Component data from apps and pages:
************

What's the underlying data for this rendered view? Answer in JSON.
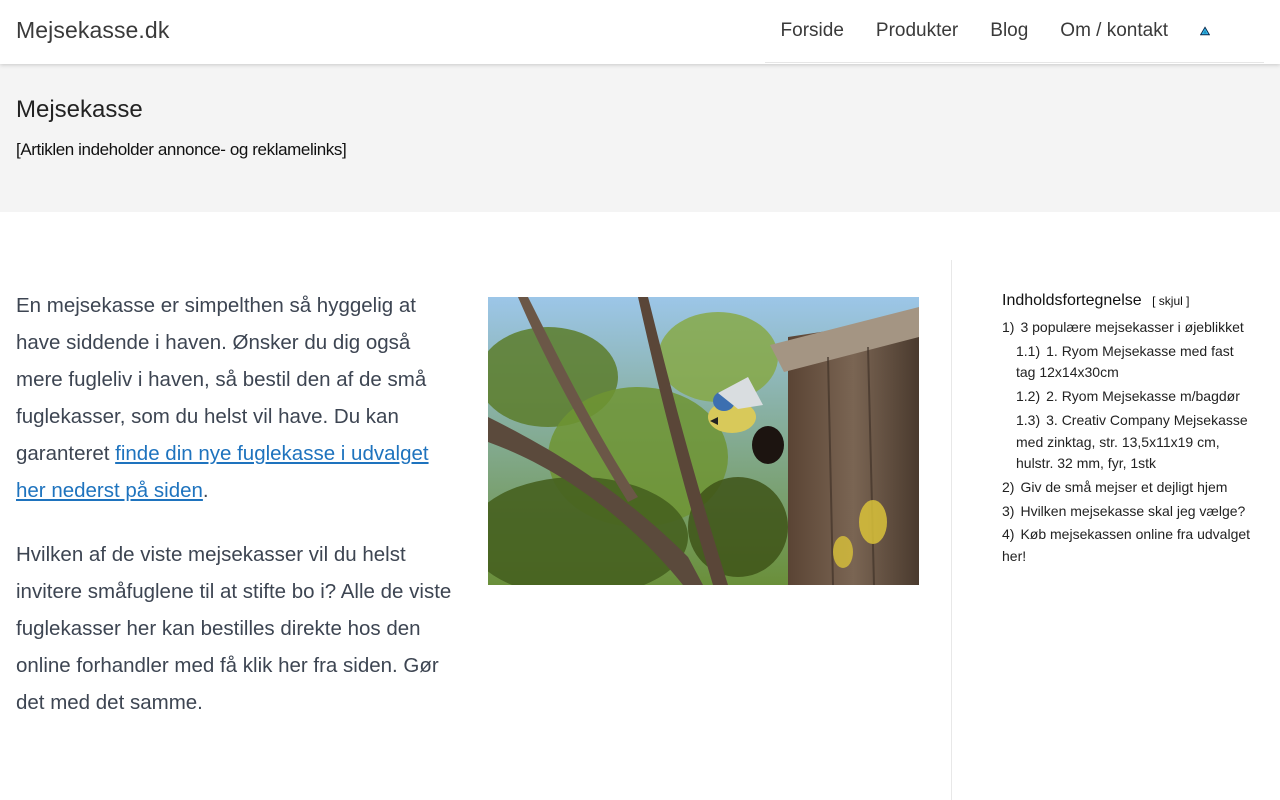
{
  "header": {
    "site_title": "Mejsekasse.dk",
    "nav": [
      {
        "label": "Forside"
      },
      {
        "label": "Produkter"
      },
      {
        "label": "Blog"
      },
      {
        "label": "Om / kontakt"
      }
    ],
    "icons": [
      "warning-triangle-icon",
      "search-icon"
    ]
  },
  "hero": {
    "title": "Mejsekasse",
    "disclaimer": "[Artiklen indeholder annonce- og reklamelinks]"
  },
  "content": {
    "p1_before_link": "En mejsekasse er simpelthen så hyggelig at have siddende i haven. Ønsker du dig også mere fugleliv i haven, så bestil den af de små fuglekasser, som du helst vil have. Du kan garanteret ",
    "p1_link": "finde din nye fuglekasse i udvalget her nederst på siden",
    "p1_after_link": ".",
    "p2": "Hvilken af de viste mejsekasser vil du helst invitere småfuglene til at stifte bo i? Alle de viste fuglekasser her kan bestilles direkte hos den online forhandler med få klik her fra siden. Gør det med det samme."
  },
  "toc": {
    "heading": "Indholdsfortegnelse",
    "toggle_open": "[",
    "toggle_label": "skjul",
    "toggle_close": "]",
    "items": [
      {
        "num": "1)",
        "text": "3 populære mejsekasser i øjeblikket"
      },
      {
        "num": "1.1)",
        "text": "1. Ryom Mejsekasse med fast tag 12x14x30cm"
      },
      {
        "num": "1.2)",
        "text": "2. Ryom Mejsekasse m/bagdør"
      },
      {
        "num": "1.3)",
        "text": "3. Creativ Company Mejsekasse med zinktag, str. 13,5x11x19 cm, hulstr. 32 mm, fyr, 1stk"
      },
      {
        "num": "2)",
        "text": "Giv de små mejser et dejligt hjem"
      },
      {
        "num": "3)",
        "text": "Hvilken mejsekasse skal jeg vælge?"
      },
      {
        "num": "4)",
        "text": "Køb mejsekassen online fra udvalget her!"
      }
    ]
  },
  "colors": {
    "link": "#1e73be",
    "hero_bg": "#f4f4f4",
    "body_text": "#3d4552"
  }
}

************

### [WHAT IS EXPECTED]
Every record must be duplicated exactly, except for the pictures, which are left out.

### [TASK ANSWER]
What's the underlying data for this rendered view? Answer in JSON.
{
  "header": {
    "site_title": "Mejsekasse.dk",
    "nav": [
      {
        "label": "Forside"
      },
      {
        "label": "Produkter"
      },
      {
        "label": "Blog"
      },
      {
        "label": "Om / kontakt"
      }
    ],
    "icons": [
      "warning-triangle-icon",
      "search-icon"
    ]
  },
  "hero": {
    "title": "Mejsekasse",
    "disclaimer": "[Artiklen indeholder annonce- og reklamelinks]"
  },
  "content": {
    "p1_before_link": "En mejsekasse er simpelthen så hyggelig at have siddende i haven. Ønsker du dig også mere fugleliv i haven, så bestil den af de små fuglekasser, som du helst vil have. Du kan garanteret ",
    "p1_link": "finde din nye fuglekasse i udvalget her nederst på siden",
    "p1_after_link": ".",
    "p2": "Hvilken af de viste mejsekasser vil du helst invitere småfuglene til at stifte bo i? Alle de viste fuglekasser her kan bestilles direkte hos den online forhandler med få klik her fra siden. Gør det med det samme."
  },
  "toc": {
    "heading": "Indholdsfortegnelse",
    "toggle_open": "[",
    "toggle_label": "skjul",
    "toggle_close": "]",
    "items": [
      {
        "num": "1)",
        "text": "3 populære mejsekasser i øjeblikket"
      },
      {
        "num": "1.1)",
        "text": "1. Ryom Mejsekasse med fast tag 12x14x30cm"
      },
      {
        "num": "1.2)",
        "text": "2. Ryom Mejsekasse m/bagdør"
      },
      {
        "num": "1.3)",
        "text": "3. Creativ Company Mejsekasse med zinktag, str. 13,5x11x19 cm, hulstr. 32 mm, fyr, 1stk"
      },
      {
        "num": "2)",
        "text": "Giv de små mejser et dejligt hjem"
      },
      {
        "num": "3)",
        "text": "Hvilken mejsekasse skal jeg vælge?"
      },
      {
        "num": "4)",
        "text": "Køb mejsekassen online fra udvalget her!"
      }
    ]
  },
  "colors": {
    "link": "#1e73be",
    "hero_bg": "#f4f4f4",
    "body_text": "#3d4552"
  }
}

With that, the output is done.